According to CNN’s publication of the 2010 Midterm Election exit polls, 31 percent of gay, lesbian, and bisexual voters chose Republican candidates. GOProud, a political advocacy group that represents gay conservatives, recognizes the wrong-headedness of the assumption that non-heterosexual Americans vote liberal. GOProud’s recent co-sponsorship of the annual Conservative Political Action Conference last month introduced some diehard conservatives to a reality check—gay conservatives deserve a seat at the political table.
GOProud carves out a unique structural hole in both the conservative and gay political worlds. Christopher R. Barron and Jimmy LaSalvia, who both have held Log Cabin Republican directorships, founded GOProud in 2009 after arguing that Log Cabin Republican interests were too narrow and played handmaiden to liberal activists. GOProud ensures that gay conservatives have a seat at the table beyond representing LGBTQ rights, though some have criticized the organization for being too conservative. Indeed, unlike the Log Cabin Republicans, GOProud believes that state-level voters should decide marriage policy and argued that the Employment Non-Discrimination Act, which aims to protect non-heterosexual Americans, usurps state rights.

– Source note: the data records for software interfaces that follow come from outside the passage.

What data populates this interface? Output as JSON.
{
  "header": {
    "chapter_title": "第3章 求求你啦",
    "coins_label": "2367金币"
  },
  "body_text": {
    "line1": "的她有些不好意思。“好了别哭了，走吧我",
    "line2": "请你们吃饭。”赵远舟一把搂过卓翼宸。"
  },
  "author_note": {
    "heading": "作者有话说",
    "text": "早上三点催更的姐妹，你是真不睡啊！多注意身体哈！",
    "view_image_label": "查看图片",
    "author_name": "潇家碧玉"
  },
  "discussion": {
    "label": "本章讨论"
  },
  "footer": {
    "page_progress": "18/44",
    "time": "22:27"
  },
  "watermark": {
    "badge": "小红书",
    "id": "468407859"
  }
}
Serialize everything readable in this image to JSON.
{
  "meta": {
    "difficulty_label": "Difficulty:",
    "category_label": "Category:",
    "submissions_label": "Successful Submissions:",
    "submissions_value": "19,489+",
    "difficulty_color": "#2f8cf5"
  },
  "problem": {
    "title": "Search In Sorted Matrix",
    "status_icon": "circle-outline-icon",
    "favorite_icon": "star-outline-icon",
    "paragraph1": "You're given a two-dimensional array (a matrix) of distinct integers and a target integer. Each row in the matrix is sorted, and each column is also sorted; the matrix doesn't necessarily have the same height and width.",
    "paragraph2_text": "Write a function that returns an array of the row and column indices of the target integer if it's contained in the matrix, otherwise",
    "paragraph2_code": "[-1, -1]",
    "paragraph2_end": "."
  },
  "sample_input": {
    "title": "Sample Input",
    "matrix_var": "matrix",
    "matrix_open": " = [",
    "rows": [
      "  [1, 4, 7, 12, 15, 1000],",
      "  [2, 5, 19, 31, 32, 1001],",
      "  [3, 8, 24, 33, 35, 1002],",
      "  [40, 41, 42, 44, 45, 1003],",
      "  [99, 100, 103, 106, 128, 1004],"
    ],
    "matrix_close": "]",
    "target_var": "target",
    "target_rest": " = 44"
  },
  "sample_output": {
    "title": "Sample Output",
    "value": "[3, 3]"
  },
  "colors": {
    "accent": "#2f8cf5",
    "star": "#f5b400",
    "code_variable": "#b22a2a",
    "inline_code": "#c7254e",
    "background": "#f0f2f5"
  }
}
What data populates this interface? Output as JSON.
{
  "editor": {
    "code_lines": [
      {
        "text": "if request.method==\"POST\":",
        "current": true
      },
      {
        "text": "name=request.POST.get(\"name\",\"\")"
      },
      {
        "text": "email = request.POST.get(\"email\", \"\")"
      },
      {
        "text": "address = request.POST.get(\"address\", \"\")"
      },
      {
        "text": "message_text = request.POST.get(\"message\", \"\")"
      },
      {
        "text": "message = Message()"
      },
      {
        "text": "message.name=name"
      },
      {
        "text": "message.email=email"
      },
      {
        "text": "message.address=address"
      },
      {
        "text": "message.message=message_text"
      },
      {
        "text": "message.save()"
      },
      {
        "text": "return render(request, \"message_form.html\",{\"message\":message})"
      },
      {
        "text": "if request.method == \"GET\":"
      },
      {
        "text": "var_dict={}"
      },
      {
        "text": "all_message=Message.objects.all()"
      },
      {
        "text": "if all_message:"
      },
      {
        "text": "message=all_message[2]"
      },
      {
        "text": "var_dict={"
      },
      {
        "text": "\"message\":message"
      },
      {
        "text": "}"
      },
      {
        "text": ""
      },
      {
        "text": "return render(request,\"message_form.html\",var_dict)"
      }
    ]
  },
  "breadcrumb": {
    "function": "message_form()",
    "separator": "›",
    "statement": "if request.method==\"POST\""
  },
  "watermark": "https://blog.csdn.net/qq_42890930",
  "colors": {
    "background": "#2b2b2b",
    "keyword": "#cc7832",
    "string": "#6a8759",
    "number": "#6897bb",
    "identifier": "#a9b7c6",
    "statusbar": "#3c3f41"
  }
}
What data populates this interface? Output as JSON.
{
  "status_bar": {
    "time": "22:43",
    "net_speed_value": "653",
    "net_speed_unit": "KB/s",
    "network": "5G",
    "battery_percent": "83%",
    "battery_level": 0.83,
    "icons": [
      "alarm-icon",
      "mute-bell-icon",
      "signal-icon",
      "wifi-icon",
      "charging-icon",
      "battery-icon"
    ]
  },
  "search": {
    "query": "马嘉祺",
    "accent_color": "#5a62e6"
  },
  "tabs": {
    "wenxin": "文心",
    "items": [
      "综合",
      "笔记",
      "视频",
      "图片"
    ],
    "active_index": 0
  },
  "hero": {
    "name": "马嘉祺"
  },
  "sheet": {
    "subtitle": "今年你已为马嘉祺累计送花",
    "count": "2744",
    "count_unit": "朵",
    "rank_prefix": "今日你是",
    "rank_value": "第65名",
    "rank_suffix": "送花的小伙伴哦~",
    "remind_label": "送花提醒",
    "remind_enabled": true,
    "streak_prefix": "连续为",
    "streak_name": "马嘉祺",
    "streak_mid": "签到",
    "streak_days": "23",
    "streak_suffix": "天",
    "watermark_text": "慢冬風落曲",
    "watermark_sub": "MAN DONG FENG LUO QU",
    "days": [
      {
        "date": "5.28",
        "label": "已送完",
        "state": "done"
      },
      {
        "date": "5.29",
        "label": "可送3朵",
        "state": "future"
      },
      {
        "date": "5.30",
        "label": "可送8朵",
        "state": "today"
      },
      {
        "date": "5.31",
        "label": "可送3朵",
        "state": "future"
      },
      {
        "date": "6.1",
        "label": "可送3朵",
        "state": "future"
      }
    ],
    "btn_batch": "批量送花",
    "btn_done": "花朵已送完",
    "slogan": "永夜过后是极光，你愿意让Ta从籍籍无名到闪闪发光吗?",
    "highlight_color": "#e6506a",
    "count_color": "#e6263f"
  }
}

But rather than welcome a new addition to the conservative family, a small handful of conservative organizations pulled out of CPAC partly due to the inclusion of GOProud.
Traditional organizations justifiably maintain that the public purpose of marriage is to connect every child to a father and a mother and that marriage is inherently conjugal. But given their recent history, it is ironic that the very same traditional marriage advocates who have recently been marginalized in the public sphere sought to do the same to gay conservatives on conservative home turf.
It should first be mentioned that there is more behind these groups’ “boycott” of CPAC than the term would initially suggest. Contrary to popular reports, the Family Research Council effectively pulled out of CPAC a few years ago. The Heritage Foundation has been increasingly concerned about CPAC’s libertarian influences on social and defense issues. To complicate a delicate state of affairs, GOProud co-founder Christopher R. Barron called CPAC sponsor and American Conservative Union Foundation Chairman Cleta Mitchell “a nasty bigot,” among other unflattering comments.
But it is precisely the language of bigotry that should compel traditionalists to welcome GOProud (and Log Cabin Republicans, for that matter). In a heartfelt moment, the two camps might even feel a fair bit of camaraderie–both face remarkable pressure in the public sphere. Boycotting CPAC due to the presence of gay conservatives is akin to what traditionalists accuse liberal progressives of doing—censoring public discourse under the guise of virtue.
Traditionalists observe that some gay marriage advocates have attempted to marginalize opponents instead of participating in a public debate based on good will and intellectual integrity. The Southern Poverty Law Center’s unreasonable declaration that the Family Research Council is a hate group is one example of marginalization. Simplistically labeling traditionalists as mere hateful religionists asserts that they have no claim to reason. Constant recourse to the words “homophobic” and “hateful” is a symbolic attempt to silence those who oppose gay marriage. Homophobia certainly exists. But calling anyone who does not support gay marriage homophobic or hateful is an intimidation tactic; it is not a strategy for rational understanding.
As scholars, we are compelled to resist the proclivity to categorize all that we disagree with under a powerful, misleading, and discussion-halting word. Intimidation rarely works when used against an impassioned, good-willed people, and rightly so. But people use it nonetheless. At CPAC, the traditionalist boycotts essentially attempted to edge GOProud out of the conversation. Similarly, intimidation is a tactic wielded against traditional marriage supporters not so infrequently on Harvard’s own campus.
Democracy does not demand that we silence our opinions or our labels; vehement debate is the hallmark of democracy. But the language of bigotry and accusations that the other side is “hateful” is not vehement debate. It is not debate at all; it is opprobrium. Instead of adopting intimidation tactics, traditionalists should put down their pamphlets and set up GOProud’s booth (and then lend a hand to those at the National Organization for Marriage). Traditionalists have come under much duress in the public sphere and would do well to fiercely defend candid public discourse.
Whether we are traditionalists or progressives, we have the sincerest duty to seek out diversity of opinion and respect other’s beliefs. We should not taint our own beliefs under the gavel of intimidation. The contest of values is real and significant, and the stakes are high. But the contest of values can only be won where both sides are fairly represented, be it in Harvard Yard or at conservative gatherings. True scholars do not attempt to silence the opposition but rather to listen actively with graciousness—and mindful wariness. In the words of G.K. Chesterton, "It is not bigotry to be certain we are right; but it is bigotry to be unable to imagine how we might possibly have gone wrong."
Rachel L. Wagley ’11 is a sociology concentrator in Quincy house. Her column appears on alternate Mondays.